- It is also completely unnecessary in that people with cancer who are awaiting, undergoing or recovering from cancer treatment are automatically entitled to the highest rate of UC on the basis of their UC50 form, without the need for a face-to-face WCA (or in this case a telephone assessment).
- Delays in receiving the UC50 form cause people with cancer to miss out on this vital additional entitlement which, in the context of rising costs as a result of COVID-19, is more important than ever.
- Being placed in the LCWRA conditionality group also provides additional protections to people with cancer, such as exemption from the benefit cap and eligibility for the work allowance within UC.
- We are concerned that the Department seems to be accepting these delays rather than setting out plans to mitigate them. At this stage it is difficult for us to understand the extent and scale of these delays, so we would encourage the Department to be transparent about this and publish any data available.

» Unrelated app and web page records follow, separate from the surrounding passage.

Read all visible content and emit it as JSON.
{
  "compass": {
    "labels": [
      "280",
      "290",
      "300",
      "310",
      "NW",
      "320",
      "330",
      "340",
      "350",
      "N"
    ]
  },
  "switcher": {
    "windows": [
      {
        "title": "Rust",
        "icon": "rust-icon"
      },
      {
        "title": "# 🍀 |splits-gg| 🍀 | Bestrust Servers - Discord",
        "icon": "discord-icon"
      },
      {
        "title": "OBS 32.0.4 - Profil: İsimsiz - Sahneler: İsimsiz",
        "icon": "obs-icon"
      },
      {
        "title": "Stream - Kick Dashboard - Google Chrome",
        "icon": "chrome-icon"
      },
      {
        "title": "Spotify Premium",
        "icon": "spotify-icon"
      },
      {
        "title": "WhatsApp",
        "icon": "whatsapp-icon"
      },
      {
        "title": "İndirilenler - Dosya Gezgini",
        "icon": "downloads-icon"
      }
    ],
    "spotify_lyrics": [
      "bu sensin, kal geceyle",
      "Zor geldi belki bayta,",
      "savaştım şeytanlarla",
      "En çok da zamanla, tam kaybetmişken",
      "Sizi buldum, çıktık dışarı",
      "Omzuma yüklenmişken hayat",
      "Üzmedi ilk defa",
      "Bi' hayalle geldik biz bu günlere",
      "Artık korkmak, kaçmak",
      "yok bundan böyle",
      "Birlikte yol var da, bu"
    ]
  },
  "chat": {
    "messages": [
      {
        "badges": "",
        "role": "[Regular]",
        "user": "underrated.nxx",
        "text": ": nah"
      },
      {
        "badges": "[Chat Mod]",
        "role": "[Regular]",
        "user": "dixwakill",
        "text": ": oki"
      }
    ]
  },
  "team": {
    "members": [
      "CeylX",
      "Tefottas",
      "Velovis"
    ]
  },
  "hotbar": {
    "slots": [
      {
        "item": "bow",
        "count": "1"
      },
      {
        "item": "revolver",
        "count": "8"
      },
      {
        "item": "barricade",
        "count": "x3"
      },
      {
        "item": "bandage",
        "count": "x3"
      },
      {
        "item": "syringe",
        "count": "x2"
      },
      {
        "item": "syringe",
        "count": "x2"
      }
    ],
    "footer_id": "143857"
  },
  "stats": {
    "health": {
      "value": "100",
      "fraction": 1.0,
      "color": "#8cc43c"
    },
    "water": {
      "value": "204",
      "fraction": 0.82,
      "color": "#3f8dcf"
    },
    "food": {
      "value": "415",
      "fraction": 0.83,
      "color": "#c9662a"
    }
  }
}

How is the remote assessment process working?
- Our evidence on the remote assessment process is still emerging – possibly in part due to the delays outlined above – but we do have some concerns that the challenges people with cancer face with the face-to-face PIP assessment process in particular, will be carried over when these assessments are delivered remotely.
- We hear from people with cancer regularly who have had poor experiences of PIP assessments, with many finding the process difficult and stressful.
- Our research with people with cancer, and evidence from our services, tells us that many people with cancer feel like they are ‘on trial’ during an assessment, and have to fight for the support they need.
- The questions that are asked during assessments can often be ‘closed’ and not give people the opportunity to give a full account of how their condition impacts them. This issue can be exacerbated where assessors lack specialist knowledge of cancer and the diverse ways it can impact people, and so do not ask relevant probing questions or completely understand the descriptions of their condition that people are able to provide.
- We understand from the Department and Independent Assessment Services (IAS) that the questions asked to people during telephone assessments are likely to mirror as far as possible those asked in a face-to-face assessment. The same decision-making criteria will also be used.
- We are therefore concerned that rates of inaccurate reports and incorrect decisions will remain high during the COVID-19 outbreak.
- One element of the face-to-face assessment that cannot be replicated over the phone are informal observations. We hear from people with cancer that these observations, which often inform inaccurate decisions, erode trust and perceptions of fairness in the system.
- There is therefore potential for the move to remote assessments to be positive for some people with cancer, if informal observations are not taking place.
- We would urge the Department to acknowledge the detrimental impact informal observations can have on the experience and outcomes of assessments, and not to return to their use once face-to-face assessments are re-established.